“I don’t want to end this story on a sad note, as the trip was probably the craziest thing any of us had ever experienced and we can’t wait to do the Mongol Rally in an even more outrageous car. We are proud to have been able to complete the trip in Ely, against all the odds.
“We are also forever thankful to everybody who supported our charity fundraiser, as well as our fundraiser to get Ely home. The support was absolutely incredible, and just enough for us to cover the cost of fuel and Rowan’s flight. We had £80 left over once we had got back to Oxford, which we put straight in the charity pot.
“That feeling of making it to the finish line in Georgia will stick with us forever, and we are grateful for all of the amazing people we met on the trip as well as to The Adventurists for putting this craziness together.
“Thanks for taking the time to read about our journey, and we’ll see you again in Mongolia.”
Harry.

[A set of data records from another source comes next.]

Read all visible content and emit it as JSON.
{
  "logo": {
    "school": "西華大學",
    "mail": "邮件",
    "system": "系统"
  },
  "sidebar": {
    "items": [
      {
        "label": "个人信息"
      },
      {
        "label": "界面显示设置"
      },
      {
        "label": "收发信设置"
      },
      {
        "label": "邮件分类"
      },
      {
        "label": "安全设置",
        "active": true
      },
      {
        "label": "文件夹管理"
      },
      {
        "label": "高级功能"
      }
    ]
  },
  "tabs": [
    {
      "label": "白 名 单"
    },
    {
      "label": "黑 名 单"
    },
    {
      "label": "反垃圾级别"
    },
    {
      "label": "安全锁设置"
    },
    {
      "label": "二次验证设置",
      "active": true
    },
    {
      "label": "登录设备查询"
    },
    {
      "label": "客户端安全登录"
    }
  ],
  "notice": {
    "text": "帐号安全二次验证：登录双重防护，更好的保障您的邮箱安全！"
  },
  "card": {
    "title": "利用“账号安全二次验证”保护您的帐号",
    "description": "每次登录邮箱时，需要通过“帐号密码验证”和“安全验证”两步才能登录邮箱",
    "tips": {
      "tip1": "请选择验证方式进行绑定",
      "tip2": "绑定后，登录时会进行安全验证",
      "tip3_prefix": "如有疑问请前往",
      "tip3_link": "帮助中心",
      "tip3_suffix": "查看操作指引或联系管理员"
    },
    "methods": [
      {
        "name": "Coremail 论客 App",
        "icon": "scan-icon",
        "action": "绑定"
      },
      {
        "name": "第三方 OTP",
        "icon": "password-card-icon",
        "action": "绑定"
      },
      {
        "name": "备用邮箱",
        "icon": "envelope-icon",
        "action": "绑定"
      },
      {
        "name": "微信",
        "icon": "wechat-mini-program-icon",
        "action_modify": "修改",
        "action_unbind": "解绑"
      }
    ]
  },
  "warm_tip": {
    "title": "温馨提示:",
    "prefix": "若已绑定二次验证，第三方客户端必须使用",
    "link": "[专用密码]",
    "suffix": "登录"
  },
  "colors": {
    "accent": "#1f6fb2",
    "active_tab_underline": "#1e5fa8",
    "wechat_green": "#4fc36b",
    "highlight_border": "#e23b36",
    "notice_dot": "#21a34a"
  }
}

Plus Ben and Rowan – Team Gear Knobs
Follow the team on Instagram @gear.knobs or on their Facebook page.
Find out more about the Poles of Inconvenience Rally – it’ll run again in 2023.
They also raised £1,125 for charity, split between Park Lane Special School (Macclesfield, UK) and SSAFA (the UK armed forces charity).
Full list of POIs reached:
POI #5 – Breast High Road
POI #6 – Rudland Rigg Byway
POI #14 – Slightly Inconvenient Road
POI #11 – Laver Ghost Town
POI #7 – The Monsen Forgotten Road
POI #20 – Jotunheimvegen 1995
POI #19 – Mountain Track
POI #17 – Pointy Rock Thingy
POI #21 – Carril del Chaparral
POI #13 – Zelengora Pass
POI #52 – Serbia
POI #53 – Georgia Finish Line – Soviet Auto Museum